Tremors in a college town

Three women in love are shaken. And a museum exhibit faces collapse.

With a play title of Seven Homeless Mammoths Wander New England you might expect a trek into science fiction or echoes of Thornton Wilder’s The Skin of Our Teeth.  

But rather, as you’ll learn in SNAP Productions’ staging of Madeleine George’s script, it has something to do with a questionable exhibition in a small college town’s natural history museum, subject of an emerging local crisis.

Most on exhibit, though, is a different display involving evolving human relationships.  A love triangle among three women. Lesbians, yes. An issue? No. The university’s fiftyish Dean Wreen, having split with equally aged mate, Greer, lives instead with a young former student, Andromeda, who claims that they have an “alternative kinship relationship.” But Greer, suffering from cancer, is offered solace by being invited to move back in. Shades and shadows of mortality hover. 

In this six-character dramedy from 2013, the tight little community is in a state of shock.

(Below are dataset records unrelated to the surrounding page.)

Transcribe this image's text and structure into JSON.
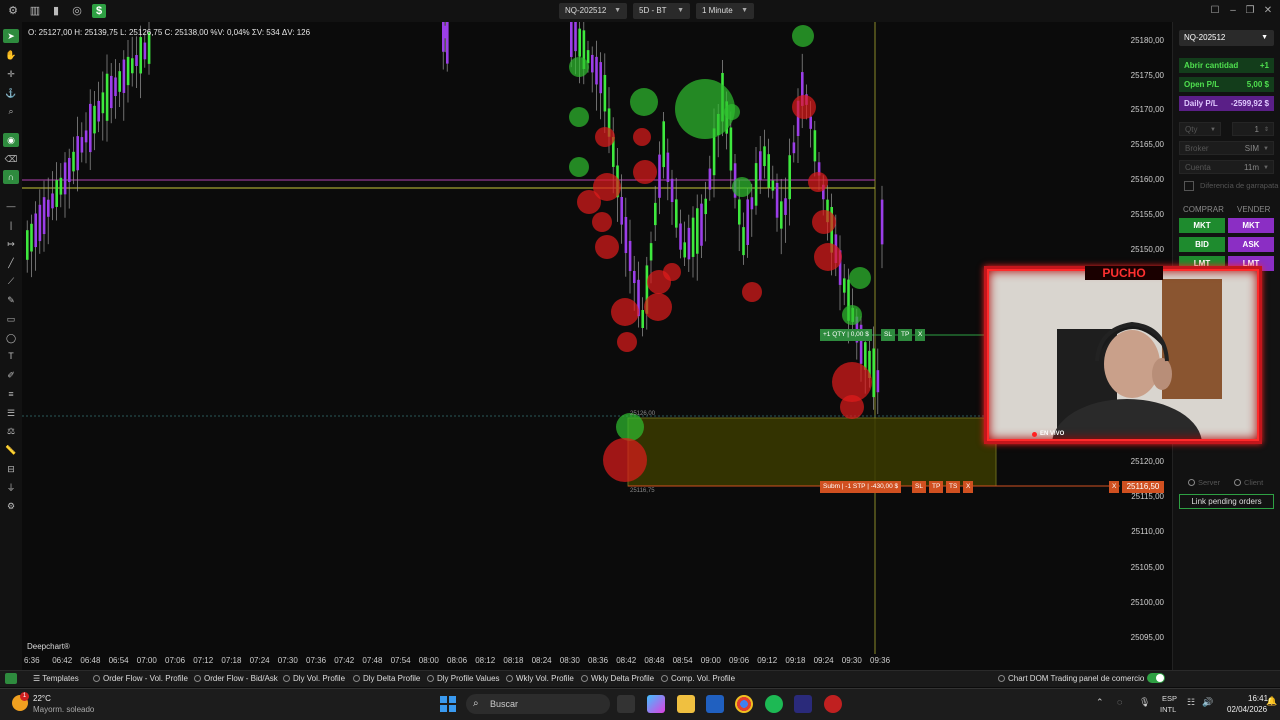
{
  "topbar": {
    "symbol": "NQ-202512",
    "timeframe_period": "5D - BT",
    "interval": "1 Minute",
    "icons": [
      "settings-icon",
      "chart-icon",
      "bar-chart-icon",
      "globe-icon",
      "dollar-icon"
    ]
  },
  "chart": {
    "ohlc_text": "O: 25127,00  H: 25139,75  L: 25126,75  C: 25138,00  %V: 0,04%  ΣV: 534  ΔV: 126",
    "watermark": "Deepchart®",
    "price_labels": [
      "25180,00",
      "25175,00",
      "25170,00",
      "25165,00",
      "25160,00",
      "25155,00",
      "25150,00",
      "25120,00",
      "25115,00",
      "25110,00",
      "25105,00",
      "25100,00",
      "25095,00"
    ],
    "time_labels": [
      "6:36",
      "06:42",
      "06:48",
      "06:54",
      "07:00",
      "07:06",
      "07:12",
      "07:18",
      "07:24",
      "07:30",
      "07:36",
      "07:42",
      "07:48",
      "07:54",
      "08:00",
      "08:06",
      "08:12",
      "08:18",
      "08:24",
      "08:30",
      "08:36",
      "08:42",
      "08:48",
      "08:54",
      "09:00",
      "09:06",
      "09:12",
      "09:18",
      "09:24",
      "09:30",
      "09:36"
    ],
    "zone_top_label": "25126,00",
    "zone_bottom_label": "25116,75",
    "order_long": "+1 QTY | 0,00 $",
    "order_stop": "Subm | -1 STP | -430,00 $",
    "stop_price_tag": "25116,50",
    "tag_sl": "SL",
    "tag_tp": "TP",
    "tag_ts": "TS",
    "tag_x": "X"
  },
  "bottombar": {
    "templates": "Templates",
    "items": [
      "Order Flow - Vol. Profile",
      "Order Flow - Bid/Ask",
      "Dly Vol. Profile",
      "Dly Delta Profile",
      "Dly Profile Values",
      "Wkly Vol. Profile",
      "Wkly Delta Profile",
      "Comp. Vol. Profile"
    ],
    "chart_dom": "Chart DOM Trading",
    "panel": "panel de comercio"
  },
  "rightpanel": {
    "symbol": "NQ-202512",
    "open_qty_label": "Abrir cantidad",
    "open_qty_value": "+1",
    "open_pl_label": "Open P/L",
    "open_pl_value": "5,00 $",
    "daily_pl_label": "Daily P/L",
    "daily_pl_value": "-2599,92 $",
    "qty_label": "Qty",
    "qty_value": "1",
    "broker_label": "Broker",
    "broker_value": "SIM",
    "account_label": "Cuenta",
    "account_value": "11m",
    "diff_label": "Diferencia de garrapata",
    "buy_header": "COMPRAR",
    "sell_header": "VENDER",
    "buy_buttons": [
      "MKT",
      "BID",
      "LMT"
    ],
    "sell_buttons": [
      "MKT",
      "ASK",
      "LMT"
    ],
    "server": "Server",
    "client": "Client",
    "link_orders": "Link pending orders"
  },
  "webcam": {
    "title": "PUCHO",
    "live": "EN VIVO"
  },
  "taskbar": {
    "weather_temp": "22°C",
    "weather_desc": "Mayorm. soleado",
    "search_placeholder": "Buscar",
    "lang1": "ESP",
    "lang2": "INTL",
    "time": "16:41",
    "date": "02/04/2026",
    "notification_count": "1"
  },
  "colors": {
    "up": "#3ee83e",
    "down": "#9b3ee8",
    "buy_bubble": "#2fbf2f",
    "sell_bubble": "#e01b1b",
    "zone": "#4a4a00"
  }
}
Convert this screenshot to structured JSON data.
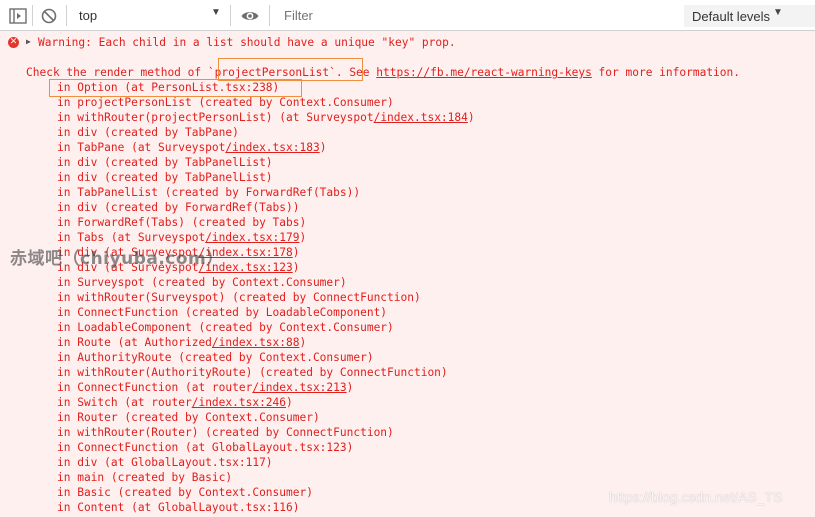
{
  "toolbar": {
    "context": "top",
    "filter_placeholder": "Filter",
    "levels_label": "Default levels"
  },
  "console": {
    "warning_text": "Warning: Each child in a list should have a unique \"key\" prop.",
    "check_prefix": "Check the render method of ",
    "check_component": "`projectPersonList`",
    "check_middle": ". See ",
    "check_link": "https://fb.me/react-warning-keys",
    "check_suffix": " for more information.",
    "stack": [
      {
        "text": "in Option (at PersonList.tsx:238)"
      },
      {
        "text": "in projectPersonList (created by Context.Consumer)"
      },
      {
        "text": "in withRouter(projectPersonList) (at Surveyspot",
        "link": "/index.tsx:184",
        "after": ")"
      },
      {
        "text": "in div (created by TabPane)"
      },
      {
        "text": "in TabPane (at Surveyspot",
        "link": "/index.tsx:183",
        "after": ")"
      },
      {
        "text": "in div (created by TabPanelList)"
      },
      {
        "text": "in div (created by TabPanelList)"
      },
      {
        "text": "in TabPanelList (created by ForwardRef(Tabs))"
      },
      {
        "text": "in div (created by ForwardRef(Tabs))"
      },
      {
        "text": "in ForwardRef(Tabs) (created by Tabs)"
      },
      {
        "text": "in Tabs (at Surveyspot",
        "link": "/index.tsx:179",
        "after": ")"
      },
      {
        "text": "in div (at Surveyspot",
        "link": "/index.tsx:178",
        "after": ")"
      },
      {
        "text": "in div (at Surveyspot",
        "link": "/index.tsx:123",
        "after": ")"
      },
      {
        "text": "in Surveyspot (created by Context.Consumer)"
      },
      {
        "text": "in withRouter(Surveyspot) (created by ConnectFunction)"
      },
      {
        "text": "in ConnectFunction (created by LoadableComponent)"
      },
      {
        "text": "in LoadableComponent (created by Context.Consumer)"
      },
      {
        "text": "in Route (at Authorized",
        "link": "/index.tsx:88",
        "after": ")"
      },
      {
        "text": "in AuthorityRoute (created by Context.Consumer)"
      },
      {
        "text": "in withRouter(AuthorityRoute) (created by ConnectFunction)"
      },
      {
        "text": "in ConnectFunction (at router",
        "link": "/index.tsx:213",
        "after": ")"
      },
      {
        "text": "in Switch (at router",
        "link": "/index.tsx:246",
        "after": ")"
      },
      {
        "text": "in Router (created by Context.Consumer)"
      },
      {
        "text": "in withRouter(Router) (created by ConnectFunction)"
      },
      {
        "text": "in ConnectFunction (at GlobalLayout.tsx:123)"
      },
      {
        "text": "in div (at GlobalLayout.tsx:117)"
      },
      {
        "text": "in main (created by Basic)"
      },
      {
        "text": "in Basic (created by Context.Consumer)"
      },
      {
        "text": "in Content (at GlobalLayout.tsx:116)"
      }
    ]
  },
  "watermark": "赤域吧（chiyuba.com）",
  "credit": "https://blog.csdn.net/AS_TS",
  "colors": {
    "error_text": "#e0201d",
    "error_background": "#fff0f0",
    "highlight_box": "#f0903c"
  },
  "icons": [
    "sidebar-toggle-icon",
    "clear-console-icon",
    "eye-icon",
    "error-icon",
    "expand-arrow-icon"
  ]
}
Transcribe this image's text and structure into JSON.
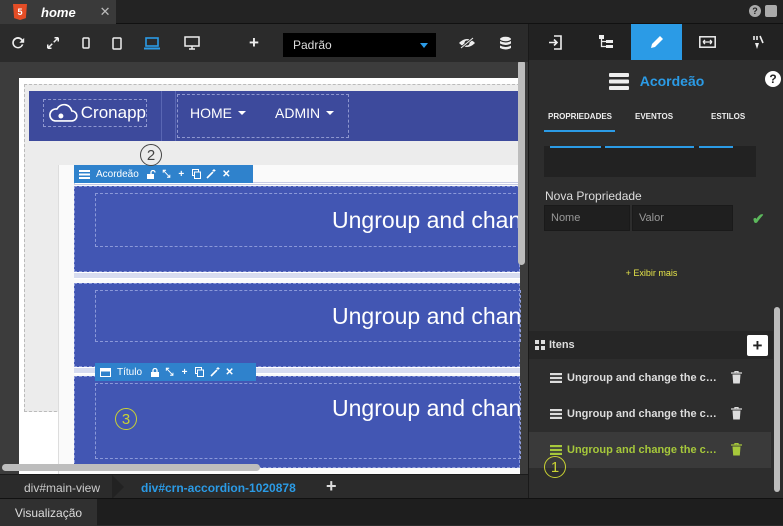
{
  "file_tab": {
    "icon_text": "5",
    "name": "home",
    "close": "✕"
  },
  "toolbar": {
    "layout_select": "Padrão"
  },
  "navbar": {
    "brand": "Cronapp",
    "menu": [
      {
        "label": "HOME"
      },
      {
        "label": "ADMIN"
      }
    ]
  },
  "accordion": {
    "control_label": "Acordeão",
    "item_control_label": "Título",
    "panels": [
      {
        "title": "Ungroup and change the content"
      },
      {
        "title": "Ungroup and change the content"
      },
      {
        "title": "Ungroup and change the content"
      }
    ]
  },
  "callouts": {
    "one": "1",
    "two": "2",
    "three": "3"
  },
  "breadcrumb": {
    "items": [
      "div#main-view",
      "div#crn-accordion-1020878"
    ],
    "add": "+"
  },
  "status": {
    "tab": "Visualização"
  },
  "right_panel": {
    "title": "Acordeão",
    "help": "?",
    "subtabs": [
      "PROPRIEDADES",
      "EVENTOS",
      "ESTILOS"
    ],
    "new_property": {
      "label": "Nova Propriedade",
      "name_placeholder": "Nome",
      "value_placeholder": "Valor"
    },
    "show_more": "+ Exibir mais",
    "items": {
      "header": "Itens",
      "add": "+",
      "list": [
        {
          "label": "Ungroup and change the co..."
        },
        {
          "label": "Ungroup and change the co..."
        },
        {
          "label": "Ungroup and change the co..."
        }
      ]
    }
  },
  "colors": {
    "accent": "#2b9be6",
    "navbar": "#3d4a9c",
    "accordion": "#4256b3",
    "callout": "#c9d233",
    "selected_text": "#a6c83b"
  }
}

Not only about the domestic arrangement, but also about university plans to save money by closing the run-down museum.

Madeleine George has “a clear talent for mining the fun from those earnest and well-educated folk who populate small college towns,” according to the Chicago Tribune. The review also calls this “an exceedingly funny play…subtle, dry, quirky.”  

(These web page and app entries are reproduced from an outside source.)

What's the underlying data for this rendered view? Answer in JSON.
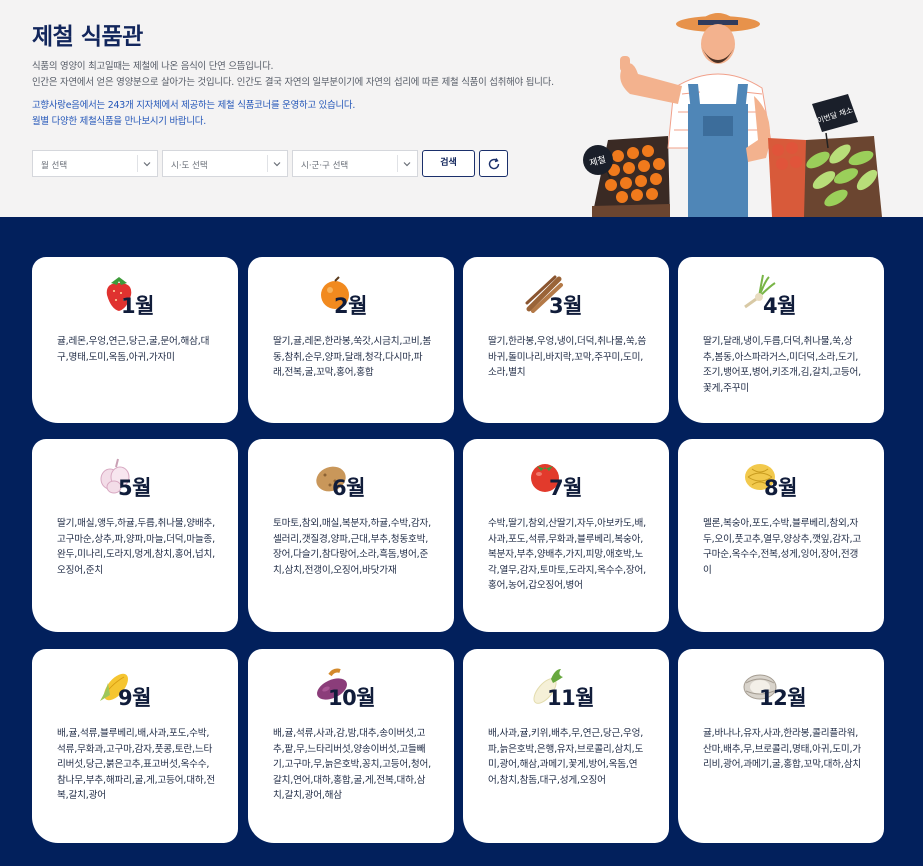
{
  "header": {
    "title": "제철 식품관",
    "desc_lines": [
      "식품의 영양이 최고일때는 제철에 나온 음식이 단연 으뜸입니다.",
      "인간은 자연에서 얻은 영양분으로 살아가는 것입니다. 인간도 결국 자연의 일부분이기에 자연의 섭리에 따른 제철 식품이 섭취해야 됩니다."
    ],
    "notice_lines": [
      "고향사랑e음에서는 243개 지자체에서 제공하는 제철 식품코너를 운영하고 있습니다.",
      "월별 다양한 제철식품을 만나보시기 바랍니다."
    ],
    "filters": {
      "month_placeholder": "월 선택",
      "province_placeholder": "시·도 선택",
      "city_placeholder": "시·군·구 선택",
      "search_label": "검색",
      "reset_icon": "refresh-icon"
    },
    "illustration": {
      "tag_left": "제철",
      "tag_right": "이번달 채소"
    }
  },
  "months": [
    {
      "label": "1월",
      "icon": "strawberry-icon",
      "foods": "귤,레몬,우엉,연근,당근,굴,문어,해삼,대구,명태,도미,옥돔,아귀,가자미"
    },
    {
      "label": "2월",
      "icon": "orange-icon",
      "foods": "딸기,귤,레몬,한라봉,쑥갓,시금치,고비,봄동,참취,순무,양파,달래,청각,다시마,파래,전복,굴,꼬막,홍어,홍합"
    },
    {
      "label": "3월",
      "icon": "burdock-icon",
      "foods": "딸기,한라봉,우엉,냉이,더덕,취나물,쑥,씀바귀,돌미나리,바지락,꼬막,주꾸미,도미,소라,별치"
    },
    {
      "label": "4월",
      "icon": "shepherds-purse-icon",
      "foods": "딸기,달래,냉이,두릅,더덕,취나물,쑥,상추,봄동,아스파라거스,미더덕,소라,도기,조기,뱅어포,병어,키조개,김,갈치,고등어,꽃게,주꾸미"
    },
    {
      "label": "5월",
      "icon": "garlic-icon",
      "foods": "딸기,매실,앵두,하귤,두릅,취나물,양배추,고구마순,상추,파,양파,마늘,더덕,마늘종,완두,미나리,도라지,멍게,참치,홍어,넙치,오징어,준치"
    },
    {
      "label": "6월",
      "icon": "potato-icon",
      "foods": "토마토,참외,매실,복분자,하귤,수박,감자,셀러리,갯질경,양파,근대,부추,청동호박,장어,다슬기,참다랑어,소라,흑돔,병어,준치,삼치,전갱이,오징어,바닷가재"
    },
    {
      "label": "7월",
      "icon": "tomato-icon",
      "foods": "수박,딸기,참외,산딸기,자두,아보카도,배,사과,포도,석류,무화과,블루베리,복숭아,복분자,부추,양배추,가지,피망,애호박,노각,열무,감자,토마토,도라지,옥수수,장어,홍어,농어,갑오징어,병어"
    },
    {
      "label": "8월",
      "icon": "melon-icon",
      "foods": "멜론,복숭아,포도,수박,블루베리,참외,자두,오이,풋고추,열무,양상추,깻잎,감자,고구마순,옥수수,전복,성게,잉어,장어,전갱이"
    },
    {
      "label": "9월",
      "icon": "corn-icon",
      "foods": "배,귤,석류,블루베리,배,사과,포도,수박,석류,무화과,고구마,감자,풋콩,토란,느타리버섯,당근,붉은고추,표고버섯,옥수수,참나무,부추,해파리,굴,게,고등어,대하,전복,갈치,광어"
    },
    {
      "label": "10월",
      "icon": "sweet-potato-icon",
      "foods": "배,귤,석류,사과,감,밤,대추,송이버섯,고추,팥,무,느타리버섯,양송이버섯,고들빼기,고구마,무,늙은호박,꽁치,고등어,청어,갈치,연어,대하,홍합,굴,게,전복,대하,삼치,갈치,광어,해삼"
    },
    {
      "label": "11월",
      "icon": "radish-icon",
      "foods": "배,사과,귤,키위,배추,무,연근,당근,우엉,파,늙은호박,은행,유자,브로콜리,삼치,도미,광어,해삼,과메기,꽃게,방어,옥돔,연어,참치,참돔,대구,성게,오징어"
    },
    {
      "label": "12월",
      "icon": "oyster-icon",
      "foods": "귤,바나나,유자,사과,한라봉,콜리플라워,산마,배추,무,브로콜리,명태,아귀,도미,가리비,광어,과메기,굴,홍합,꼬막,대하,삼치"
    }
  ],
  "colors": {
    "navy": "#02205c",
    "title": "#12265c",
    "notice": "#2356b8"
  }
}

The (curious case of the) Watson Intelligence by the playwright was a finalist for a Pulitzer Prize and won an Outer Critics Circle John Gassner Memorial Playwriting Award. Her Precious Little and The Zero Hour were Lambda Literary Award finalists. George is an alum of the Soho Rep Writer/Director Lab, the Lark Playwrights’ Workshop, the Clubbed Thumb Writers Group, and a founding member of the Obie-Award-winning playwrights collective 13P (Thirteen Playwrights, Inc.).

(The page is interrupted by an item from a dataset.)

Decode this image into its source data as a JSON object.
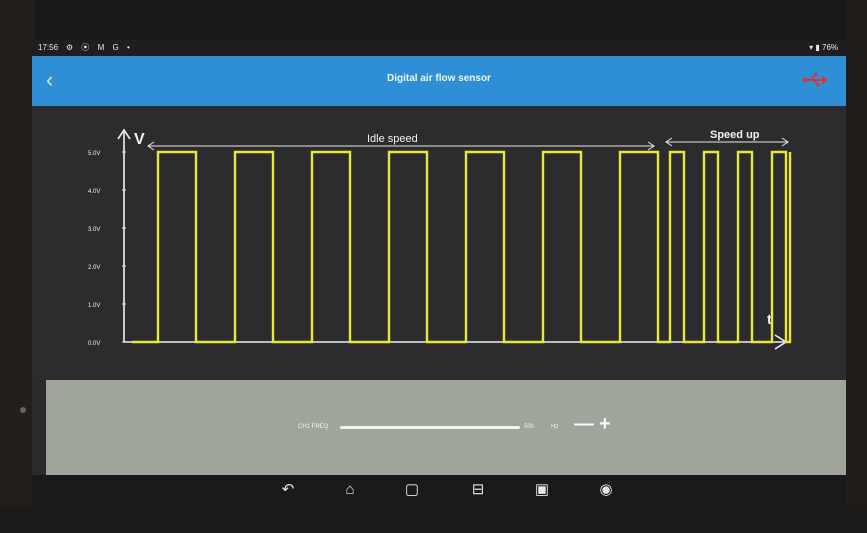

A natural history, sure. Age old.

Seven Homeless Mammoths Wander New England runs May 26-June 19 at SNAP! Productions, 3225 California Street Thurs-Sat. 8 p.m. Sun: 6 p.m. Sun. March 27 2 p.m. Tickets: $10-$15.

Category: Art, Literary

Leave a Reply